The ancestors of the Tynnon surname in Ireland
are thought to have arrived with or in the wake of the 12th century Anglo/ Norman invasion
of the Emerald Isle, led by Strongbow
. The surname Tynnon is ultimately derived from the personal names Timothy or Thomas. The Gaelic form of the surname Tynnon is Mac Toimin.
Early Origins of the Tynnon family
The surname Tynnon was first found in counties Wicklow
and Carlow (Irish: Cheatharlach) a small landlocked area located in the province of Leinster
in the South East of Ireland
, from 1172. Timon of Athens ( fl.
431 BC) was a citizen of Athens whose misanthropy grew to legendary status. He was the inspiration for Shakespeare's Timon of Athens (The Life of Tymon of Athens), one of his first tragedies.
Early History of the Tynnon family
This web page shows only a small excerpt of our Tynnon research.Another 131 words (9 lines of text) covering the years 117 and 1172 are included under the topic Early Tynnon History in all our PDF Extended History products and printed products wherever possible.
Tynnon Spelling Variations
Medieval scribes and church officials spelt names simply the way they sounded, which explains the various name spelling variations
of the name Tynnon that were encountered when researching that surname. The many spelling variations included: Timmons, Timmins, O'Timmon, O'Timmons, Tymon, McToimin and many more.
Early Notables of the Tynnon family (pre 1700)
More information is included under the topic Early Tynnon Notables in all our PDF Extended History products
and printed products wherever possible.
Migration of the Tynnon family to the New World and Oceana
A great number of Irish families
left their homeland in the late 18th century and throughout the 19th century, migrating to such far away lands as Australia
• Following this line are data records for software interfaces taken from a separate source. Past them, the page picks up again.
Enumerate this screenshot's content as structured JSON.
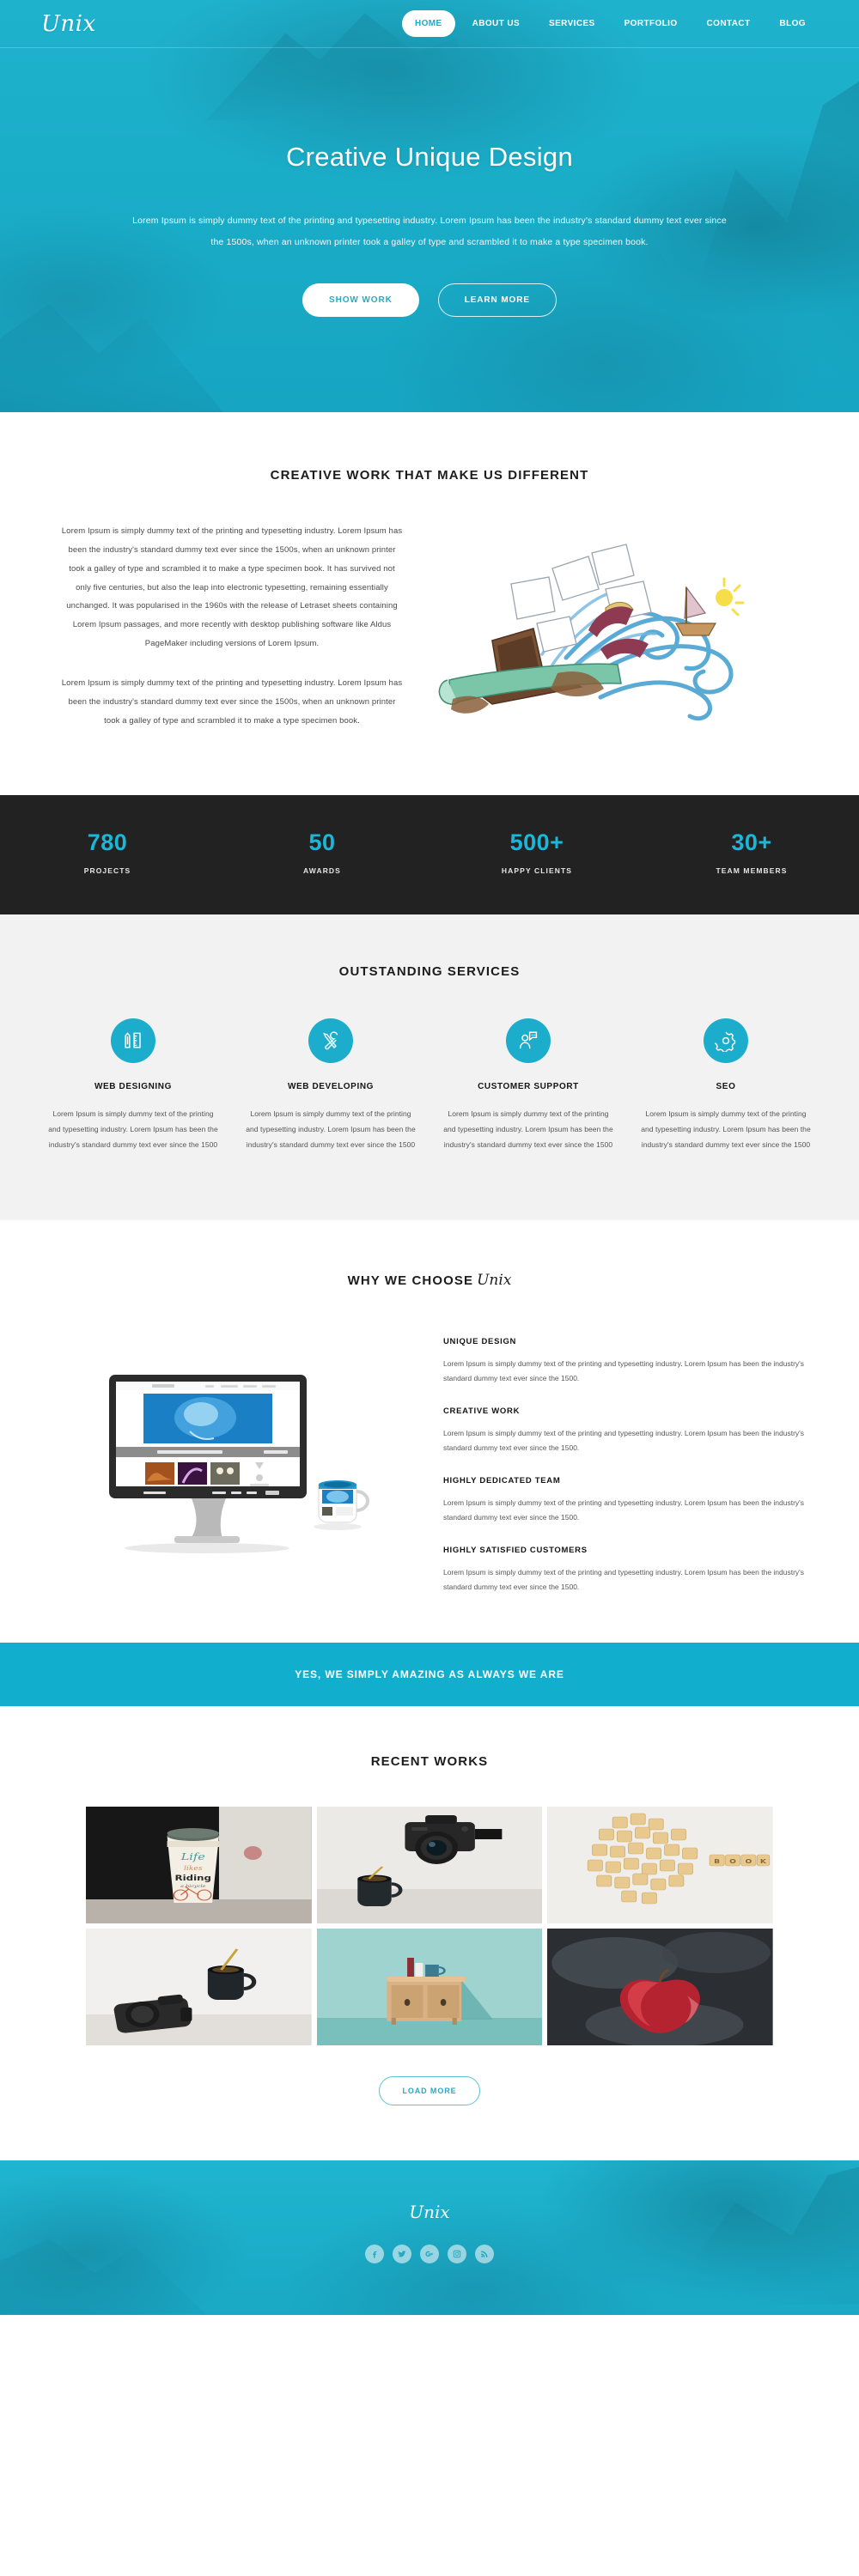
{
  "brand": {
    "name": "Unix"
  },
  "nav": {
    "items": [
      {
        "label": "HOME",
        "active": true
      },
      {
        "label": "ABOUT US",
        "active": false
      },
      {
        "label": "SERVICES",
        "active": false
      },
      {
        "label": "PORTFOLIO",
        "active": false
      },
      {
        "label": "CONTACT",
        "active": false
      },
      {
        "label": "BLOG",
        "active": false
      }
    ]
  },
  "hero": {
    "title": "Creative Unique Design",
    "text": "Lorem Ipsum is simply dummy text of the printing and typesetting industry. Lorem Ipsum has been the industry's standard dummy text ever since the 1500s, when an unknown printer took a galley of type and scrambled it to make a type specimen book.",
    "primary_button": "SHOW WORK",
    "secondary_button": "LEARN MORE"
  },
  "creative": {
    "title": "CREATIVE WORK THAT MAKE US DIFFERENT",
    "paragraph1": "Lorem Ipsum is simply dummy text of the printing and typesetting industry. Lorem Ipsum has been the industry's standard dummy text ever since the 1500s, when an unknown printer took a galley of type and scrambled it to make a type specimen book. It has survived not only five centuries, but also the leap into electronic typesetting, remaining essentially unchanged. It was popularised in the 1960s with the release of Letraset sheets containing Lorem Ipsum passages, and more recently with desktop publishing software like Aldus PageMaker including versions of Lorem Ipsum.",
    "paragraph2": "Lorem Ipsum is simply dummy text of the printing and typesetting industry. Lorem Ipsum has been the industry's standard dummy text ever since the 1500s, when an unknown printer took a galley of type and scrambled it to make a type specimen book.",
    "illustration": "watercolor-laptop-waves-illustration"
  },
  "stats": {
    "items": [
      {
        "number": "780",
        "label": "PROJECTS"
      },
      {
        "number": "50",
        "label": "AWARDS"
      },
      {
        "number": "500+",
        "label": "HAPPY CLIENTS"
      },
      {
        "number": "30+",
        "label": "TEAM MEMBERS"
      }
    ],
    "accent_color": "#19b8d8",
    "background_color": "#222222"
  },
  "services": {
    "title": "OUTSTANDING SERVICES",
    "items": [
      {
        "icon": "pencil-ruler-icon",
        "name": "WEB DESIGNING",
        "desc": "Lorem Ipsum is simply dummy text of the printing and typesetting industry. Lorem Ipsum has been the industry's standard dummy text ever since the 1500"
      },
      {
        "icon": "wrench-screwdriver-icon",
        "name": "WEB DEVELOPING",
        "desc": "Lorem Ipsum is simply dummy text of the printing and typesetting industry. Lorem Ipsum has been the industry's standard dummy text ever since the 1500"
      },
      {
        "icon": "support-agent-icon",
        "name": "CUSTOMER SUPPORT",
        "desc": "Lorem Ipsum is simply dummy text of the printing and typesetting industry. Lorem Ipsum has been the industry's standard dummy text ever since the 1500"
      },
      {
        "icon": "gear-icon",
        "name": "SEO",
        "desc": "Lorem Ipsum is simply dummy text of the printing and typesetting industry. Lorem Ipsum has been the industry's standard dummy text ever since the 1500"
      }
    ],
    "icon_background": "#1cadcc"
  },
  "why": {
    "title_prefix": "WHY WE CHOOSE",
    "title_brand": "Unix",
    "image": "desktop-monitor-with-mug",
    "items": [
      {
        "heading": "UNIQUE DESIGN",
        "text": "Lorem Ipsum is simply dummy text of the printing and typesetting industry. Lorem Ipsum has been the industry's standard dummy text ever since the 1500."
      },
      {
        "heading": "CREATIVE WORK",
        "text": "Lorem Ipsum is simply dummy text of the printing and typesetting industry. Lorem Ipsum has been the industry's standard dummy text ever since the 1500."
      },
      {
        "heading": "HIGHLY DEDICATED TEAM",
        "text": "Lorem Ipsum is simply dummy text of the printing and typesetting industry. Lorem Ipsum has been the industry's standard dummy text ever since the 1500."
      },
      {
        "heading": "HIGHLY SATISFIED CUSTOMERS",
        "text": "Lorem Ipsum is simply dummy text of the printing and typesetting industry. Lorem Ipsum has been the industry's standard dummy text ever since the 1500."
      }
    ]
  },
  "banner": {
    "text": "YES, WE SIMPLY AMAZING AS ALWAYS WE ARE",
    "background_color": "#12aecd"
  },
  "works": {
    "title": "RECENT WORKS",
    "items": [
      {
        "alt": "coffee-cup-life-like-riding-a-bicycle"
      },
      {
        "alt": "dslr-camera-with-black-mug"
      },
      {
        "alt": "alphabet-biscuits-spelling-book"
      },
      {
        "alt": "dslr-camera-and-mug-with-spoon"
      },
      {
        "alt": "wooden-cabinet-with-mugs-teal-wall"
      },
      {
        "alt": "red-apple-on-dark-smoky-background"
      }
    ],
    "load_more_label": "LOAD MORE"
  },
  "footer": {
    "brand": "Unix",
    "socials": [
      {
        "name": "facebook-icon"
      },
      {
        "name": "twitter-icon"
      },
      {
        "name": "google-plus-icon"
      },
      {
        "name": "instagram-icon"
      },
      {
        "name": "rss-icon"
      }
    ]
  },
  "theme": {
    "accent": "#1aacc9",
    "dark": "#222222",
    "light_gray": "#f2f2f2"
  }
}
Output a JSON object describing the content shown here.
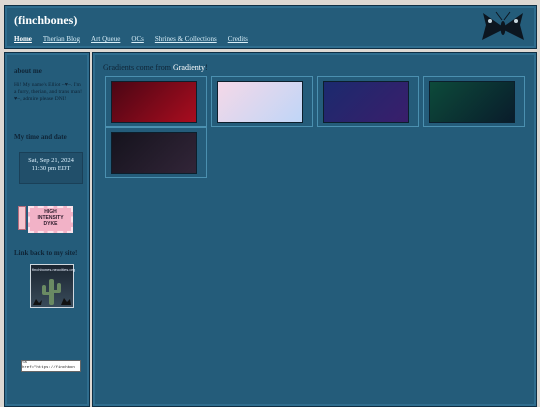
{
  "header": {
    "title": "(finchbones)",
    "nav": [
      "Home",
      "Therian Blog",
      "Art Queue",
      "OCs",
      "Shrines & Collections",
      "Credits"
    ],
    "logo_icon": "moth-icon"
  },
  "sidebar": {
    "about_heading": "about me",
    "about_text": "Hi! My name's Elliot ~♥~. I'm a furry, therian, and trans man! ♥~, admire please DNI!",
    "time_heading": "My time and date",
    "time_line1": "Sat, Sep 21, 2024",
    "time_line2": "11:30 pm EDT",
    "stamp_text": [
      "HIGH",
      "INTENSITY",
      "DYKE"
    ],
    "link_heading": "Link back to my site!",
    "badge_url": "finchbones.neocities.org",
    "code_snippet": "<a href=\"https://finchbon"
  },
  "main": {
    "intro_prefix": "Gradients come from ",
    "intro_link": "Gradienty",
    "intro_suffix": "!",
    "gradients": [
      {
        "from": "#4a0614",
        "to": "#a90d1f"
      },
      {
        "from": "#f5d8e8",
        "to": "#bfd6f7"
      },
      {
        "from": "#1b2a6e",
        "to": "#3a1e6b"
      },
      {
        "from": "#0d4a3a",
        "to": "#091c2b"
      },
      {
        "from": "#15131d",
        "to": "#322538"
      }
    ]
  },
  "colors": {
    "panel": "#245c7a",
    "page_bg": "#ddd8d2",
    "accent_link": "#ffffff"
  }
}
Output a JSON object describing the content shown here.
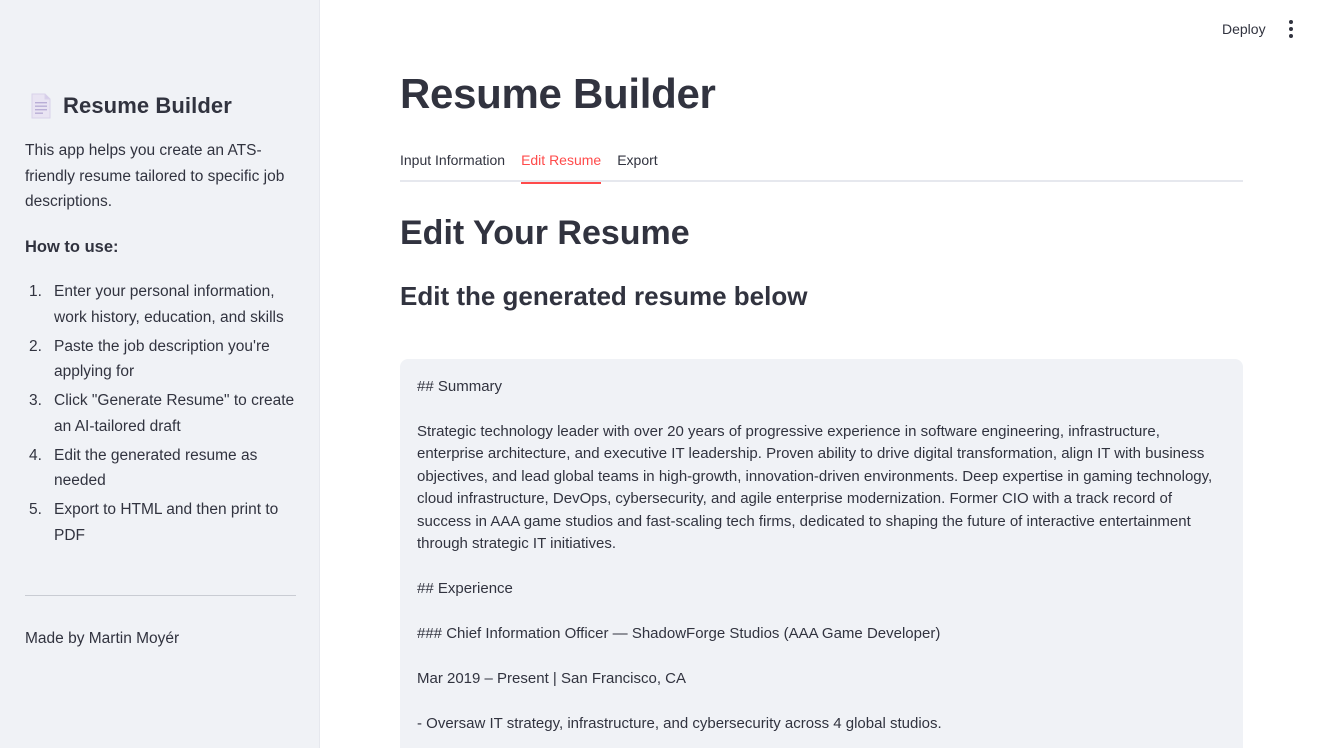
{
  "sidebar": {
    "title": "Resume Builder",
    "description": "This app helps you create an ATS-friendly resume tailored to specific job descriptions.",
    "how_to_title": "How to use:",
    "steps": [
      {
        "num": "1.",
        "text": "Enter your personal information, work history, education, and skills"
      },
      {
        "num": "2.",
        "text": "Paste the job description you're applying for"
      },
      {
        "num": "3.",
        "text": "Click \"Generate Resume\" to create an AI-tailored draft"
      },
      {
        "num": "4.",
        "text": "Edit the generated resume as needed"
      },
      {
        "num": "5.",
        "text": "Export to HTML and then print to PDF"
      }
    ],
    "footer": "Made by Martin Moyér",
    "icon": "document-icon"
  },
  "header": {
    "deploy_label": "Deploy",
    "menu_icon": "kebab-menu-icon"
  },
  "main": {
    "title": "Resume Builder",
    "tabs": [
      {
        "label": "Input Information",
        "active": false
      },
      {
        "label": "Edit Resume",
        "active": true
      },
      {
        "label": "Export",
        "active": false
      }
    ],
    "heading": "Edit Your Resume",
    "subheading": "Edit the generated resume below",
    "editor_lines": [
      "## Summary",
      "Strategic technology leader with over 20 years of progressive experience in software engineering, infrastructure, enterprise architecture, and executive IT leadership. Proven ability to drive digital transformation, align IT with business objectives, and lead global teams in high-growth, innovation-driven environments. Deep expertise in gaming technology, cloud infrastructure, DevOps, cybersecurity, and agile enterprise modernization. Former CIO with a track record of success in AAA game studios and fast-scaling tech firms, dedicated to shaping the future of interactive entertainment through strategic IT initiatives.",
      "## Experience",
      "### Chief Information Officer — ShadowForge Studios (AAA Game Developer)",
      "Mar 2019 – Present | San Francisco, CA",
      "- Oversaw IT strategy, infrastructure, and cybersecurity across 4 global studios."
    ]
  },
  "colors": {
    "accent": "#ff4b4b",
    "sidebar_bg": "#f0f2f6",
    "text": "#31333f"
  }
}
and North America. The early settlers left after much planning and deliberation. They were generally well off but they desired a tract of land that they could farm solely for themselves. The great mass of immigrants to arrive on North American shores in the 1840s differed greatly from their predecessors because many of them were utterly destitute, selling all they had to gain a passage on a ship or having their way paid by a philanthropic society. These Irish people were trying to escape the aftermath of the Great Potato Famine: poverty, starvation, disease, and, for many, ultimately death. Those that arrived on North American shores were not warmly welcomed by the established population, but they were vital to the rapid development of the industry, agriculture, and infrastructure of the infant nations of the United States and what would become Canada. Early passenger and immigration lists reveal many Irish settlers bearing the name Tynnon: Margaret Timmins from St. Mullins in Carlow who settled in St. John's, Newfoundland, in 1819; Lawrence Timmons settled in Harbour Grace, Newfoundland, in 1822.